The unsigned installers hosted on a cloud service are promoted by an anonymity-focused YouTube channel that counts over 180,000 subscribers, while the particular video that pushes the malicious Tor build has 64,000 views.
The earliest infections were detected by Kaspersky’s security products in March 2022, primarily focusing on Chinese users who seek unofficial Tor distribution channels due to a government ban on the anonymous browser.
Tor directs internet traffic through a volunteer overlay network, masking the user’s IP address and maintaining browsing anonymity while helping bypass internet censorship, both crucial issues for Chinese netizens.
The malicious version promoted to these users looks identical to the genuine Tor Browser, but it’s configured to record browsing history and log anything typed on website forms.
Below is a screenshot of the particular YouTube video.

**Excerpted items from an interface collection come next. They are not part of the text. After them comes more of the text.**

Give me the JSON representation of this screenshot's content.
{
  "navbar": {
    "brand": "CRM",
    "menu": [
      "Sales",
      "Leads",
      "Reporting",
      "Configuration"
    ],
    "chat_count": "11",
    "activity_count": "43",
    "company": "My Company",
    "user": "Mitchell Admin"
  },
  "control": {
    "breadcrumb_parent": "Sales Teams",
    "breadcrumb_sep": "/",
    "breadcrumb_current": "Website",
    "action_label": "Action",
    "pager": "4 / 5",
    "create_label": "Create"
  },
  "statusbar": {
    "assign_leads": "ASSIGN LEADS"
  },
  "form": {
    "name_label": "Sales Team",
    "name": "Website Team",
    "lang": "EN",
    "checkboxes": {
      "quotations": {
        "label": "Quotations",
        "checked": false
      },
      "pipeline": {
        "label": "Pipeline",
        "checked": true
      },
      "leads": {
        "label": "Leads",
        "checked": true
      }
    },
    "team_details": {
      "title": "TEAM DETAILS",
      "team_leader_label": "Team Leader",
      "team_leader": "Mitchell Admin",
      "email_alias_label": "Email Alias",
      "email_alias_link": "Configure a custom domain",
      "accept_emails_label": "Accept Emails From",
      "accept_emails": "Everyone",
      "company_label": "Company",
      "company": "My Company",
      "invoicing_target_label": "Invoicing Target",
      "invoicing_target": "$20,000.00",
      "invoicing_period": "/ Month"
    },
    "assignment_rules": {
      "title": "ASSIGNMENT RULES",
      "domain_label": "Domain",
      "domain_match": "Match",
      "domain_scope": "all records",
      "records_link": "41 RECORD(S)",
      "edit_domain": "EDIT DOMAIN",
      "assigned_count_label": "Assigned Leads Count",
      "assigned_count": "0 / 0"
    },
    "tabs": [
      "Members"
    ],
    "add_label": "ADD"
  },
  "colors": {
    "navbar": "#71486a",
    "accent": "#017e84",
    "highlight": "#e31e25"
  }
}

Additionally, the custom browser caches pages on the disk, stores extra session data from websites, and has auto-filling of login data enabled by default.
While these may seem like innocuous interventions to make using this custom version of Tor more comfortable, the fact that the malware phones to a command and control (C2) server with POST requests is a clear indication of its nefarious objectives.

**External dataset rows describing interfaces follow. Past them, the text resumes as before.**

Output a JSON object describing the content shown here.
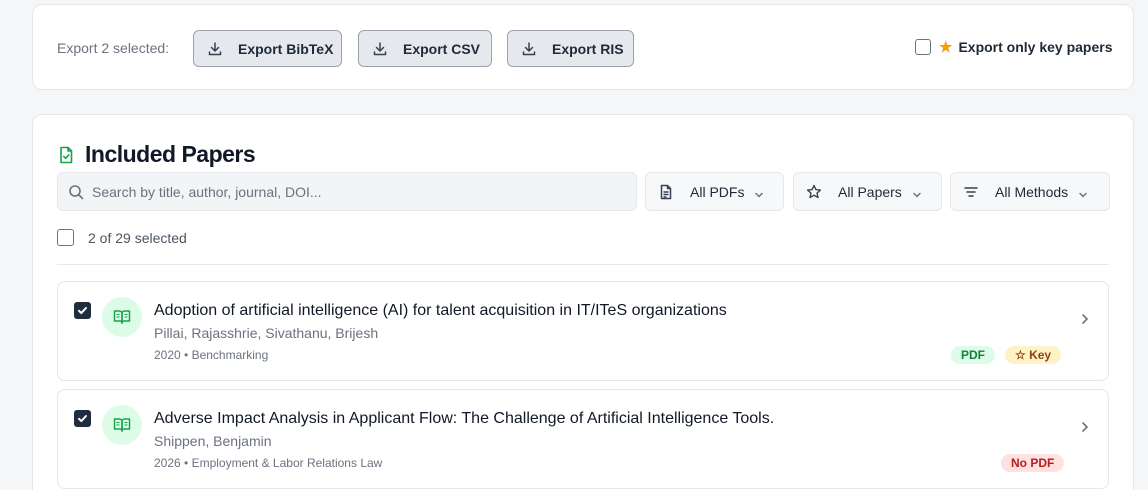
{
  "export": {
    "label": "Export 2 selected:",
    "buttons": {
      "bibtex": "Export BibTeX",
      "csv": "Export CSV",
      "ris": "Export RIS"
    },
    "key_only_label": "Export only key papers",
    "key_only_checked": false
  },
  "section": {
    "title": "Included Papers"
  },
  "search": {
    "placeholder": "Search by title, author, journal, DOI...",
    "value": ""
  },
  "filters": {
    "pdf": "All PDFs",
    "papers": "All Papers",
    "methods": "All Methods"
  },
  "selection": {
    "text": "2 of 29 selected"
  },
  "papers": [
    {
      "title": "Adoption of artificial intelligence (AI) for talent acquisition in IT/ITeS organizations",
      "authors": "Pillai, Rajasshrie, Sivathanu, Brijesh",
      "meta": "2020 • Benchmarking",
      "checked": true,
      "badges": [
        "PDF",
        "☆ Key"
      ]
    },
    {
      "title": "Adverse Impact Analysis in Applicant Flow: The Challenge of Artificial Intelligence Tools.",
      "authors": "Shippen, Benjamin",
      "meta": "2026 • Employment & Labor Relations Law",
      "checked": true,
      "badges": [
        "No PDF"
      ]
    }
  ],
  "colors": {
    "accent_green": "#16a34a",
    "checkbox_dark": "#1f2d3d",
    "star": "#f59e0b"
  }
}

Kaspersky’s analysts found that if the victim is based in China, the C2 will send a second-stage DLL in response to the POST, which generates a unique host ID and attempts to retrieve the following information:
- GUID of the operating system disk volume

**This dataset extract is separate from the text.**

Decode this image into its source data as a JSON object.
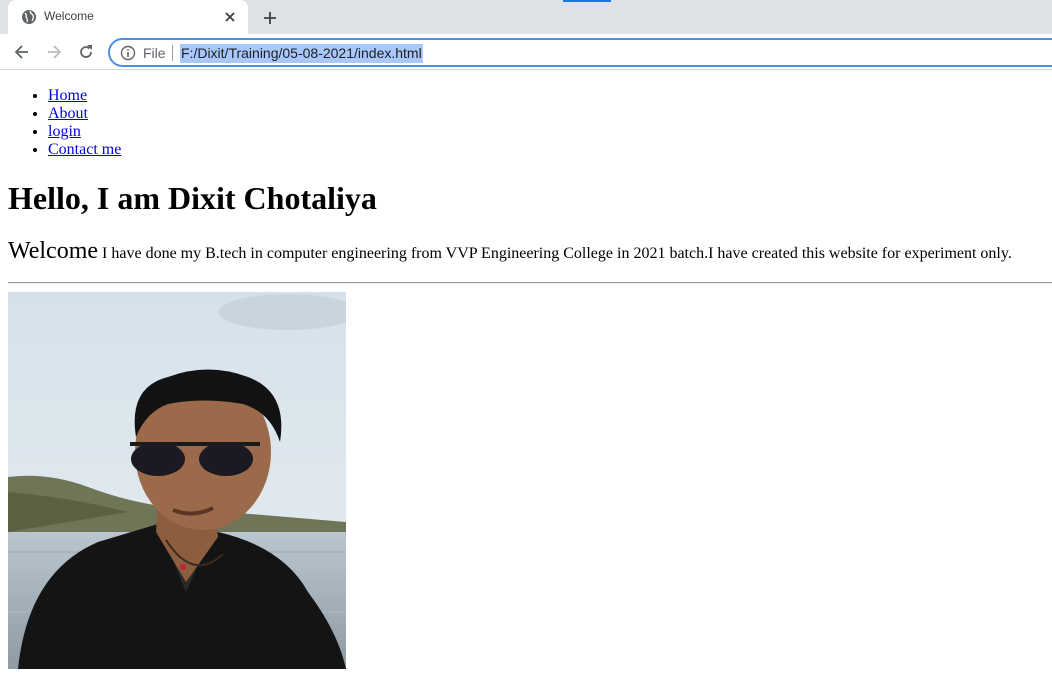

- Machine GUID
- Computer name
- Computer locale
- Current user name
- MAC addresses of network adapters
The collected information is exfiltrated in encrypted form to the C2 server, and then the malware pings it every two minutes, awaiting new commands.
The commands sent by the C2 may request retrieving a list of installed software or running processes, the Tor browsing history, Google Chrome’s and Edge’s browsing history, WeChat and QQ account IDs, and the SSIDs and MAC addresses of the victim’s WiFi network.
Additionally, the malware supports arbitrary shell command execution using “cmd.exe”, while the execution results are encrypted and sent to the C2 in the next POST request.
The malware doesn’t target user passwords, cryptocurrency wallet IDs and seed phrases, browser cookies, or credit cards. Instead, its operator appears more interested in unmasking the victim’s identity and discovering more about their browsing activities.
Hence, it’s likely that the authors of the custom Tor browser version are members of law enforcement or other state authorities, although Kaspersky hasn’t collected enough evidence for confident attribution.
Reminder: Download from the official source only
This is a reminder of the importance of downloading software installers directly from the official project sites, in this case, that is torproject.org. This is particularly important when downloading a secure browser, browser add-ons, and other privacy tools.
For Chinese people not using a VPN, the domain is out of reach. However, if they source an installer from elsewhere, they can still examine the executable’s digital signature to verify the publisher.